The Kansas City area is no longer under an ice storm warning as of Tuesday afternoon, but it is under a winter weather advisory until 9 p.m., according National Weather Service.
The weather service warned, however, that “very treacherous conditions” were still expected to affect commuters.
Earlier the day, as freezing rain fell across the Kansas City area, commuters and road crews around the metro were hampered, including at KCI airport, while power outages were reported and schools closed by the dozens.
Earlier in the day, KCP&L reported about more than 60 outages affecting more than 3,300 customers in the metro. According to the company’s outage map. By 2:45 p.m., at least 56 outages remained with more than 600 affected. The company said on its Twitter account that crews were out making repairs to restore service in these areas.
Most major school districts canceled classes on Tuesday, including in Kansas City, Johnson County, Lee’s Summit, Kansas City, Kan., and school districts in the Northland. The University of Missouri-Kansas City announced it would close its campus at 10:30 a.m. Tuesday (too late to catch some students before they drove to school) and classes and activities for the rest of the day also have been canceled.
At KCI, Southwest Airlines canceled nearly all flights before 1 p.m. Tuesday, and American and United have canceled some as well. Several others have been delayed. Travelers can check flykci.com for flight information.
Kansas City Aviation Department crews were out Tuesday morning treating the runways with specialized deicing chemicals at the airport, according to Joe McBride with the aviation department.
The Kansas Highway Patrol reported multiple accidents but a public information officer was not available before noon Tuesday to provide information on those locations.
The Kansas Department of Transportation said crews had plowed areas of sleet and ice and had treated all the major highways on the Kansas side of the metro area with salt.
“We’ve got the main lines plowed and salt down,” said spokeswoman Laurie Arellano. “Drivers are seeing wet roads, which means the salt is effective.”
She said crews will be out all day and into the evening, checking for re-icing and plowing any areas of icy buildup. She also noted traffic was fairly light because many people were staying home, helping to keep the roads safer.
Sean Reilly, city spokesman for Overland Park, said road crews reported to work at 4 a.m. Tuesday, but at that time, temperatures were above freezing. They saw that the forecast was calling for heavy rain in the early morning hours so they held off treating the roads since the rain would just wash it away.
Reilly said they don’t generally treat roads during morning rush hour, but they did start the work at 8 a.m. and would continue throughout the day.
He said this type of storm is challenging, since it involved spurts of rain and then freezing rain, which can impede the treatments.
“This is a difficult storm to work,” Reilly said.
Kansas City crews also struggled to stay ahead of the icy buildup on roadways, especially on residential streets.
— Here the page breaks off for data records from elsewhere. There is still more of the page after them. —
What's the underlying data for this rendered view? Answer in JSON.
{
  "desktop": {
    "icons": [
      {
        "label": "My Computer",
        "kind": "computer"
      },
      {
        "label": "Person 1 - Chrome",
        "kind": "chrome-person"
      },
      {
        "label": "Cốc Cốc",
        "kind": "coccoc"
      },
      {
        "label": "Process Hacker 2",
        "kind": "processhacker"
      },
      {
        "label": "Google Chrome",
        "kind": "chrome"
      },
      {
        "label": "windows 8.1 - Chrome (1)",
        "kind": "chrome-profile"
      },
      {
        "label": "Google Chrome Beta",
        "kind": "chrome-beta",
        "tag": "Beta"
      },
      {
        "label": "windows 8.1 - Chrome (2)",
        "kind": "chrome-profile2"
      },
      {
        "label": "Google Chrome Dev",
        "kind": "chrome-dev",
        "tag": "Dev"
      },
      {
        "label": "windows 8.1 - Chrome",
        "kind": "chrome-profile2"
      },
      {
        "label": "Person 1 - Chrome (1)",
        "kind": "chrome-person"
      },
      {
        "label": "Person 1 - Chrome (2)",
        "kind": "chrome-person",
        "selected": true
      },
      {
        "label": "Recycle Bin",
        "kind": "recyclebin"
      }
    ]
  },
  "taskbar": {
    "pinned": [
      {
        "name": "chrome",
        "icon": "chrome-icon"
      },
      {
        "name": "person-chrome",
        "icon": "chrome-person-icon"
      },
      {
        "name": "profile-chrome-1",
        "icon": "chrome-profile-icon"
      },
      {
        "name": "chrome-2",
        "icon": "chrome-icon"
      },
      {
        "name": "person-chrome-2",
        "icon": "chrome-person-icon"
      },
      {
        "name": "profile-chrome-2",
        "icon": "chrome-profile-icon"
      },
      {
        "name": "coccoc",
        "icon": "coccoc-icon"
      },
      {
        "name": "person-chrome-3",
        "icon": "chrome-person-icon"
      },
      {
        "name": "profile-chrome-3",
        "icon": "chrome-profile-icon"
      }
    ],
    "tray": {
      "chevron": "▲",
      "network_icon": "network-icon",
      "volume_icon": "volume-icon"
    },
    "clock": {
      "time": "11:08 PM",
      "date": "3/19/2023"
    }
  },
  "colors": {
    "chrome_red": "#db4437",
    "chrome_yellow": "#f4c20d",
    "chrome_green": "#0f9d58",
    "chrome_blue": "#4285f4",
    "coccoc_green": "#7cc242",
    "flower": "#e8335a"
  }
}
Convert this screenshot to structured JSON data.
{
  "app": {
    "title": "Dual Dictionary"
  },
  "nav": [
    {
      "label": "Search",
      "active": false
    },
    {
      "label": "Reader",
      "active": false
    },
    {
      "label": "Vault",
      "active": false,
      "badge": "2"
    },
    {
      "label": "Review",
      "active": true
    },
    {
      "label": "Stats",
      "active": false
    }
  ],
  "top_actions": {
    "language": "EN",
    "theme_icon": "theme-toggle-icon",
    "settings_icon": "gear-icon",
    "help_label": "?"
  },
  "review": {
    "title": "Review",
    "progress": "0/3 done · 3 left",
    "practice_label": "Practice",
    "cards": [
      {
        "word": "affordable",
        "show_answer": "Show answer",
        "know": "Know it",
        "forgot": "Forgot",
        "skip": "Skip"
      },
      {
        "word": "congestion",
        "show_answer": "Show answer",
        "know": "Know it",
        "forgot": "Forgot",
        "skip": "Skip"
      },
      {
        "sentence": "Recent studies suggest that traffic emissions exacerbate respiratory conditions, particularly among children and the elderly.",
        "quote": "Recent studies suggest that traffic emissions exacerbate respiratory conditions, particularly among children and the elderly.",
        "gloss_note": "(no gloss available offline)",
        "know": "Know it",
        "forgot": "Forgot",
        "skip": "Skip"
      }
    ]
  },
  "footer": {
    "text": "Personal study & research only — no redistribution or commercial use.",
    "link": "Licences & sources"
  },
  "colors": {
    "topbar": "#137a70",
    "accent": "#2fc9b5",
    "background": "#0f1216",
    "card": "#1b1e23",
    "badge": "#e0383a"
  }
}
Public Works spokeswoman Beth Breitenstein said crews started out at 8 a.m. but spurts of rain throughout the morning washed off the salt they had put down. She said some treated surfaces refroze with the additional precipitation and falling temperatures.
She said crews were trying to get back to those refreezing areas Tuesday afternoon as the precipitation let up. But falling temperatures created new challenges, and Breitenstein said motorists should be very aware of the risk for refreezing into the night.
Breitenstein said some plows were out on major Kansas City arterials to plow any accumulating slush. But some residents complained that no plows were evident in the residential areas that were also quite icy and treacherous.
The Kansas City district of the Missouri Department of Transportation reported in a tweet that crews were out treating elevated areas with rock salt.
The Missouri Highway Patrol responded to at least six accidents in the morning. No injuries were reported but officials urged motorists to be careful. The icy road conditions also caused at least six accidents in Platte County.
Chris Bowman, a National Weather Service meteorologist in the Pleasant Hill office, said early Tuesday the intensity of rain was coming through eastern Kansas early Tuesday and heading toward the Kansas City area.
“What we’re seeing out to the west out in Kansas are conditions that are starting to deteriorate on the roads and that’s all moving this way with rain and even some embedded thunderstorms,” Bowman said.
In the metropolitan Kansas City area, the weather service said the northwest part of the metro may see up to three-tenths of an inch of ice and possibly less on the southeastern side due to temperatures lingering at around freezing, Bowman said.
MoDOT and the National Weather Service are encouraging people to drive with caution.
“There could be slick spots out there even with MoDOT and KDOT treating the roads. Just slow down, that’s really the biggest thing,” Bowman said. “Slow down and leave some extra time to get to work.”